That’s when it got insane.  Tons of birds poured in, in ones and twos, yes, but also in big swarms, all coming to the decoys with the spinning wings.  We were constantly shooting.  At one point, in fact, I had used up my ammo and was reloading when there must’ve been 20 or more doves over our heads!  My brother William and my dad both shot, but they didn’t get any.  I couldn’t even shoot.

Then, William and my dad both shot and dropped one– William’s first dove.  He was really excited.  We found it and took it back.

By that time, it just didn’t stop.  William got another one.  We had a really hard time finding it, but we managed in the end.  My dad shot two, but they both dropped in the water.  I put one in the water, too, and it got a little frustrating, so we moved the decoys further away from the water.

I got another one.  My dad got one.  I thought I hit one and my dad went to look.  It turned out I had missed mine, but then we heard him shoot and yell:

“Got another one!”

I got one more.  Then, I shot and missed– or did I?  I wasn’t sure.  My dad said I just clipped its tail feathers, so it was still alive and well.  I wanted to check anyways.  So we went over there, but another one flew over our heads and I got it.  So we went back and picked it up.  Then, we went again to find that other one.  Another one flew over our heads.  I dropped it!  We got it and tried again.  This time, we made it without any distractions, but it wasn’t there.

Later, after we were done, we were heading back to the truck and we saw a dead dove on the ground.  It was missing its tail feathers.  That was the one I had hit!

So the total came out to ten doves– ten doves!  That was, of course, a record for me.  Then we noticed that they were all mourning doves, without a single whitewing in the mix.

That was awesome.  The reason I called this part one is because I’ll be recording dove season down in a day-by-day format.  So this part and the evening session of the same day will be one hunt.

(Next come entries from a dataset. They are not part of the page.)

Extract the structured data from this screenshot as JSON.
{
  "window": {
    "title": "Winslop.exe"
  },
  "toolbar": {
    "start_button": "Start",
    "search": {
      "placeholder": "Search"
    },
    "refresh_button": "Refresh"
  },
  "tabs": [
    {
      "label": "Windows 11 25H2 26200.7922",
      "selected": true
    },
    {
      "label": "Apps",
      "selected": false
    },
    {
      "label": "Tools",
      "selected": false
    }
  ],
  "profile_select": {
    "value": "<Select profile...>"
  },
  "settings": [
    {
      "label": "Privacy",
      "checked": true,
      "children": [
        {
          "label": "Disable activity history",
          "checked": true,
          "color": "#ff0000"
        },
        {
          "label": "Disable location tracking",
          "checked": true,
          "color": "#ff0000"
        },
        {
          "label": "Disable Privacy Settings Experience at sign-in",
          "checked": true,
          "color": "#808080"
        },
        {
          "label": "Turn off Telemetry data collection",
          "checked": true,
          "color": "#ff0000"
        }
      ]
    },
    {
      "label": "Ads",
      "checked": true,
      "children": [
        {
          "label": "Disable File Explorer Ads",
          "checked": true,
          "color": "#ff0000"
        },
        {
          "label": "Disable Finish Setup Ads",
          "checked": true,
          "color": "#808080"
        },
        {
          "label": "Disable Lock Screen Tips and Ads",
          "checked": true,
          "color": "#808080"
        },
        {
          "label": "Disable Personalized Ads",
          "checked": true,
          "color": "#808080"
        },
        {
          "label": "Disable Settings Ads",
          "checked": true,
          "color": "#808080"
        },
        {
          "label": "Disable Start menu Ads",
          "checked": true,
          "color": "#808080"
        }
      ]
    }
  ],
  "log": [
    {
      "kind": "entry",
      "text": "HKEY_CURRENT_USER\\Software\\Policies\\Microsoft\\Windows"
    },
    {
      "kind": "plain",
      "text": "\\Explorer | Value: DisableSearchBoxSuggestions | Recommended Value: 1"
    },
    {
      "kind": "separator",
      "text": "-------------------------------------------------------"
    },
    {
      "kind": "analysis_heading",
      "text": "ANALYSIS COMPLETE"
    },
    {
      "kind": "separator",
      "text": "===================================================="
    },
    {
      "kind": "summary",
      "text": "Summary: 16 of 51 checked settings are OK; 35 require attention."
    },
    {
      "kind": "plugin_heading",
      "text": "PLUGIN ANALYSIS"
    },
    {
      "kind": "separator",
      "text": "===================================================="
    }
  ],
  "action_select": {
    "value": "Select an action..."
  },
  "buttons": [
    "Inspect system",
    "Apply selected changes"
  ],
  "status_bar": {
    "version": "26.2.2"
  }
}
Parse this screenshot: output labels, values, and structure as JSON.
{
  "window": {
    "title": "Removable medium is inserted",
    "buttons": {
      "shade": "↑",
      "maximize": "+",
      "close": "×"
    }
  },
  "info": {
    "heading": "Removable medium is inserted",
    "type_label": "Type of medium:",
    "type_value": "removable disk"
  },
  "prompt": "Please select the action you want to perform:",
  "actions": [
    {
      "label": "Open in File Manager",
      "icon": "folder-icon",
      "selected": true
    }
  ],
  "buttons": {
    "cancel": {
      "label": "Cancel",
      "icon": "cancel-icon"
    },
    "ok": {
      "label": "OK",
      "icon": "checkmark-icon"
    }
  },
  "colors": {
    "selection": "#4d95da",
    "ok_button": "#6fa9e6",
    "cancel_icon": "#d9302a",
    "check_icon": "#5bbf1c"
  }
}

Speaking of the evening session, we’ll be leaving to go do it in about ten minutes.  I’ll put the story up tomorrow or the next day.

…And may you always have meat in the freezer